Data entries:
══════════════════════════════

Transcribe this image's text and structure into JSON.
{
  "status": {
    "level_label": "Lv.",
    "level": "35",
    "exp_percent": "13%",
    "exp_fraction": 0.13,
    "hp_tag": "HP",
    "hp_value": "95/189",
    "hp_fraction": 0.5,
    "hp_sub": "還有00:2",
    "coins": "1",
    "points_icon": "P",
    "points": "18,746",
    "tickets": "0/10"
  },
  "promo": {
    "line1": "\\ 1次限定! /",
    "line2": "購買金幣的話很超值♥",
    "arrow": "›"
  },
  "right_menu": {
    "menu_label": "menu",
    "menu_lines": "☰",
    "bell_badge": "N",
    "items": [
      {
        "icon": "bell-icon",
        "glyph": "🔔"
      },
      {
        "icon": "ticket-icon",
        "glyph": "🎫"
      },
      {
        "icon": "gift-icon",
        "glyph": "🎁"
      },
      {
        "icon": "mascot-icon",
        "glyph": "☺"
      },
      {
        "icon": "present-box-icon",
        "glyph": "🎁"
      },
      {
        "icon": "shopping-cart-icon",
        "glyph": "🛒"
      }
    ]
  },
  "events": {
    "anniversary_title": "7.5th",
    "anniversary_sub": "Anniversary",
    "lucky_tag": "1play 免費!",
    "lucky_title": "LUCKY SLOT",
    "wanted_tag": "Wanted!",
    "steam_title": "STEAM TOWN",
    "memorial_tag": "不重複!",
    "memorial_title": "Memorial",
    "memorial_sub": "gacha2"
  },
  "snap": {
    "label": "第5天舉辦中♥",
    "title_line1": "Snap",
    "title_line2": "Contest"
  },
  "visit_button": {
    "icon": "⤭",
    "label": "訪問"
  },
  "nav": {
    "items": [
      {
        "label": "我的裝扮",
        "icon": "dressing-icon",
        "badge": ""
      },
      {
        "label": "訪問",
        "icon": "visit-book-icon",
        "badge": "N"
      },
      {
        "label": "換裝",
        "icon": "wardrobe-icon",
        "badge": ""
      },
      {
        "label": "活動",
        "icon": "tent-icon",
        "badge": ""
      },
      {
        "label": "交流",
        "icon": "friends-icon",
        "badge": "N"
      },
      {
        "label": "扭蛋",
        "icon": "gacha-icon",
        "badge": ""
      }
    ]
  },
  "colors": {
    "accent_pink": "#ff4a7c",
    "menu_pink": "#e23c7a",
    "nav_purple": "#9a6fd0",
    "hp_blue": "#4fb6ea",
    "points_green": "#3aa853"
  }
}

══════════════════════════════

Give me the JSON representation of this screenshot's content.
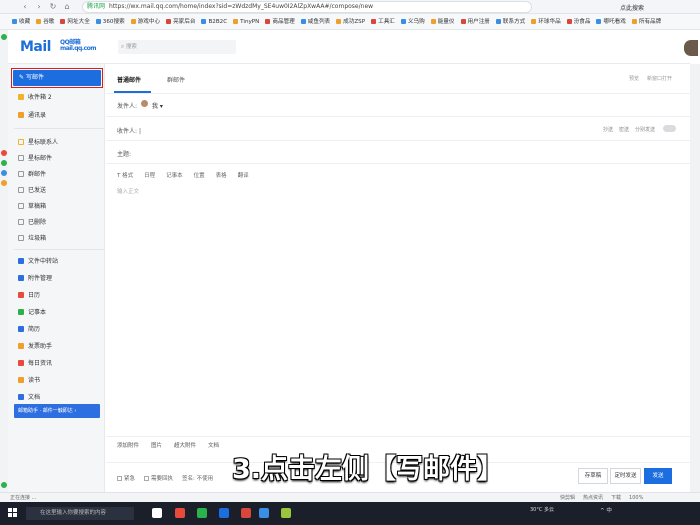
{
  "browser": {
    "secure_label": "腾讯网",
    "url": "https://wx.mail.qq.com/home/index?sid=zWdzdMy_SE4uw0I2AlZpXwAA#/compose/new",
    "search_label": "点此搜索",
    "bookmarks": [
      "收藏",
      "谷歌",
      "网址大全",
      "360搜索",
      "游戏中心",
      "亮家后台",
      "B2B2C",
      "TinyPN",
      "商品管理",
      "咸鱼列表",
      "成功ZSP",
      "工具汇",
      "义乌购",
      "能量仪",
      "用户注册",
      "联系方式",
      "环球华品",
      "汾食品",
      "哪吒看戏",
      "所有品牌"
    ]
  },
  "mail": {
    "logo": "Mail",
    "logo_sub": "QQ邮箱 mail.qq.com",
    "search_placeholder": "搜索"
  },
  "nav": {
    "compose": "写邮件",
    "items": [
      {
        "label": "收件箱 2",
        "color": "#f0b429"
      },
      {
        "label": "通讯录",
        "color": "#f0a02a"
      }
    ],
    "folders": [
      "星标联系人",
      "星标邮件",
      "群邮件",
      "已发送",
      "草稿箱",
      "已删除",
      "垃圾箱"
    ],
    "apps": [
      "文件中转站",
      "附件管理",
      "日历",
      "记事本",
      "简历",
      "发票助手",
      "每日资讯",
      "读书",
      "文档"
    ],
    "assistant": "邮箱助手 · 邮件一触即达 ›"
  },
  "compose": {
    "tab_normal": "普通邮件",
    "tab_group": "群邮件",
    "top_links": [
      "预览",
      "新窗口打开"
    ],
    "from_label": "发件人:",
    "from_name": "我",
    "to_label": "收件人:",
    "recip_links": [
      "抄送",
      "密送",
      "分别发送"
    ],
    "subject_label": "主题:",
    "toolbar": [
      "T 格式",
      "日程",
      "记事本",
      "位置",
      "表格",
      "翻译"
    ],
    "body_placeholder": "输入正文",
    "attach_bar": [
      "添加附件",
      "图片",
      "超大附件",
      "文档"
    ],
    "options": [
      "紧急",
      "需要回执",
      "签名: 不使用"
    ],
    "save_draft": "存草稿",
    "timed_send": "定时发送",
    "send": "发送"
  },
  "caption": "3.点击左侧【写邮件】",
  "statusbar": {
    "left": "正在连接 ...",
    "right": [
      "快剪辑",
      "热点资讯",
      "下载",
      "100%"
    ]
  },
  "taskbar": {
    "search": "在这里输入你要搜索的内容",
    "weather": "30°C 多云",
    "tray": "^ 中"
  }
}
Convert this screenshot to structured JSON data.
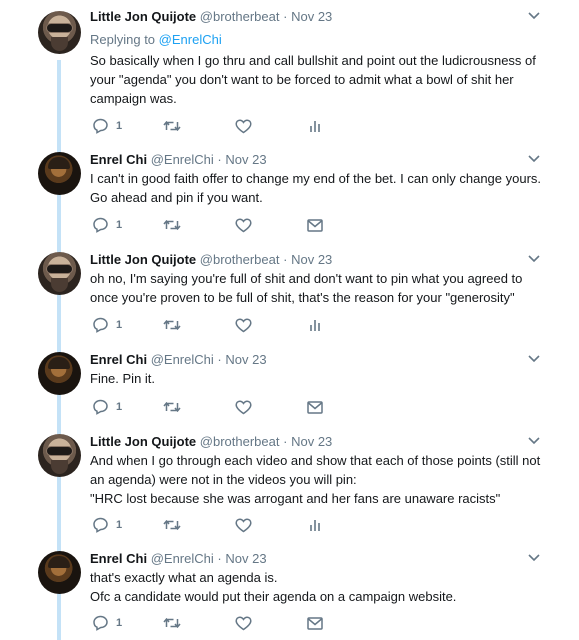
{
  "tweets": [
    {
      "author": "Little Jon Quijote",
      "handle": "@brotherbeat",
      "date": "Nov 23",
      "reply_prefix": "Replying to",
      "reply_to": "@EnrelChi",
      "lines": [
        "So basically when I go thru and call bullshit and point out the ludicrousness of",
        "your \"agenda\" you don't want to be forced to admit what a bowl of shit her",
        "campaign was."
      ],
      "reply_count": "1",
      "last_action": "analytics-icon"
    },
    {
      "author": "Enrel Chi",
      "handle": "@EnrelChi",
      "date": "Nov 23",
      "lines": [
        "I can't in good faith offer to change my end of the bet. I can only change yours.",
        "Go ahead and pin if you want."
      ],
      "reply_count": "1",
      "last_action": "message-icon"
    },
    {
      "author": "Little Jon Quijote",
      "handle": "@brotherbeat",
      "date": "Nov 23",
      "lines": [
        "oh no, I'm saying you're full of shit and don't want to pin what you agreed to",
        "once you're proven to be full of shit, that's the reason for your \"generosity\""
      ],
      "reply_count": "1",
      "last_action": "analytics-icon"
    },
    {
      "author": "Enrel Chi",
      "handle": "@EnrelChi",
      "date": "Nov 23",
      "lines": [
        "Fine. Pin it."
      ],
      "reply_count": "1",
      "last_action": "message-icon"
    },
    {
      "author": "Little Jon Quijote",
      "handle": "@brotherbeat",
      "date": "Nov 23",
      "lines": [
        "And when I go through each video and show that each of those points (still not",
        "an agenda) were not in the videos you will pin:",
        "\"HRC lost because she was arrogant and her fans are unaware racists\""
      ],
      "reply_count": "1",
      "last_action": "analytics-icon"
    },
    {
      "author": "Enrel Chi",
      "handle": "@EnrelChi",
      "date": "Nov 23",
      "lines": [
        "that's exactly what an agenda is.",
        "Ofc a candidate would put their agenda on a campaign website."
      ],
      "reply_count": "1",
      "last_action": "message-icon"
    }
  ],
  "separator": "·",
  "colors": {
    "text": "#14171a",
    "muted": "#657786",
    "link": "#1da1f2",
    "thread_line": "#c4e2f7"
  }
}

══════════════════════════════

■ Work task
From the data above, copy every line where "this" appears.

■ Task result
Transcribe this image's text and structure into JSON.
Give me the JSON representation of this screenshot's content.
Convert this screenshot to structured JSON data.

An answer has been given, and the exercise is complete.